- This book is very legible and basically ideal. A quibble would be – as a reviewer notes in a different context – that there’s a lot of wasted space. A footnoted word has its blurb repeated in full if it appears in different verses on the same page. This gets rather silly on occasion.
- As another Amazon reviewer pointed out, while Amazon says this is a “bilingual edition”, it’s basically just Greek, with a lexicon. I’m finding that this is about the right level – enough of a help with the language but not too distracting. I can always read the Launcelot Lee Brenton translation in parallel if I get lost, but I’ve not found this to be necessary (at least as far as Joshua).

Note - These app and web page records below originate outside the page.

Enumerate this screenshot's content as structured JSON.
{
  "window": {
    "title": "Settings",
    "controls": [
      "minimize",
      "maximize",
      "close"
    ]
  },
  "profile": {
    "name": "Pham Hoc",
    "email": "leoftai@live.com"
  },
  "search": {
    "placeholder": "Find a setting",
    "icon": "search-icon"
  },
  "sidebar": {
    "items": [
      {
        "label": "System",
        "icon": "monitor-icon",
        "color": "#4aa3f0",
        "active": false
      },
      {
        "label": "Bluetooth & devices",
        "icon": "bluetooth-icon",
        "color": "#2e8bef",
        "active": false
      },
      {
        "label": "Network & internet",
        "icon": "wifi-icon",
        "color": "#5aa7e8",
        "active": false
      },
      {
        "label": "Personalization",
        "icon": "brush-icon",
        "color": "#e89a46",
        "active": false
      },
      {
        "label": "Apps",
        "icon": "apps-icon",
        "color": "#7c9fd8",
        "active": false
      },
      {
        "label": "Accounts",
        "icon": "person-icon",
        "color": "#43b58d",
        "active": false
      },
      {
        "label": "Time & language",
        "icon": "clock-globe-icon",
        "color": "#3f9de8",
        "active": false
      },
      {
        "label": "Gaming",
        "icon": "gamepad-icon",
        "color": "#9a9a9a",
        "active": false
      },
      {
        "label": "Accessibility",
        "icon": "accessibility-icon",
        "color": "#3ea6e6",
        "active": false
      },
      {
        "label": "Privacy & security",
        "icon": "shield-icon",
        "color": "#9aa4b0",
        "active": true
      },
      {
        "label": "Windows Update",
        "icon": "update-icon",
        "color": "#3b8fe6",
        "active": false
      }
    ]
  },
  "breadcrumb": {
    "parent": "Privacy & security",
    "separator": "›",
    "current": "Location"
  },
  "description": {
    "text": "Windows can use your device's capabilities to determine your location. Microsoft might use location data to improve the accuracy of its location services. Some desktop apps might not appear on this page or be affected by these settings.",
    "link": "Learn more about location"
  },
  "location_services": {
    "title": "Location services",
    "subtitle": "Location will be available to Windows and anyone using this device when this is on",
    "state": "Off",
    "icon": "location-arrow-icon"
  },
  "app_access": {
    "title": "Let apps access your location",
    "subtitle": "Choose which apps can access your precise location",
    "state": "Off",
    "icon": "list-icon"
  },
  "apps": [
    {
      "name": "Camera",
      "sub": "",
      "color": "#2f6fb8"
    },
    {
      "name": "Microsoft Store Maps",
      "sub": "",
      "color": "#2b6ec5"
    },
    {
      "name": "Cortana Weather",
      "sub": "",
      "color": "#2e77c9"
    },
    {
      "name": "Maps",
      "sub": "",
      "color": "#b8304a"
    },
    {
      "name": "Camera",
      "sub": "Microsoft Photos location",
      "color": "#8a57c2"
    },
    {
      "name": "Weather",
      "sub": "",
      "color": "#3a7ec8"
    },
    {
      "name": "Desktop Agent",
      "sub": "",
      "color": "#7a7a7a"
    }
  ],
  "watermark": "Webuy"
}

- I can see what the Amazon blurb means by “double-texts” and the Reviewer by “the more general text”. It seems that Rahlfs-Hanhart prints both Codex Alexandrinus (A) and Codex Vaticanus (B) for some books (eg. Joshua and Judges) where there’s significant variation in the text. This adds a bit of overhead to the reading, though so far it seems to be lists of place-names. I’ve not compared either text yet to the Hebrew as my aim is simply to get familiar with reading the text in Greek, as well as to see what’s there. I’d like to study this in detail sometime – how these variations came about. Presumably, the scribes for these Christian Greek Bibles used whatever manuscripts they had to hand, which may have been translated from the Hebrew at different times, and with different approaches to transliterating the place names (or otherwise rendering them in Greek) when the Hebrew text may have differed (the lists are not always the same).
- See The Septuagint (LXX): Greek Orthodox Archdiocese of America for the full Greek text on-line, a non-critical working text proposed by the Greek Orthodox Archdiocese of America. This has just their chosen text in Greek, with no notes or translation. From a quick look, it seems to approximate to Codex Alexandrinus.
- Having “topic titles” in English is the style of "Metzger (Bruce) - The Greek New Testament", though there the reason is for the use of Bible translators. Only Greek Orthodox would be using the LXX, one supposes, though not in this readers’ edition. It suits me.
In-Page Footnotes ("Lanier (Gregory R.) & Ros (William A.) - Septuaginta: A Reader's Edition - Volume 1")
- Actually taken from the Amazon Book Description, bulleted by me as per the blurb.
- Not exactly the same – there’s an extra bullet at the end on Amazon, and sundry stylistic differences.
- Also, the bullet on poetry was missing on Amazon.
Text Colour Conventions (see disclaimer)
- Blue: Text by me; © Theo Todman, 2022
- Mauve: Text by correspondent(s) or other author(s); © the author(s)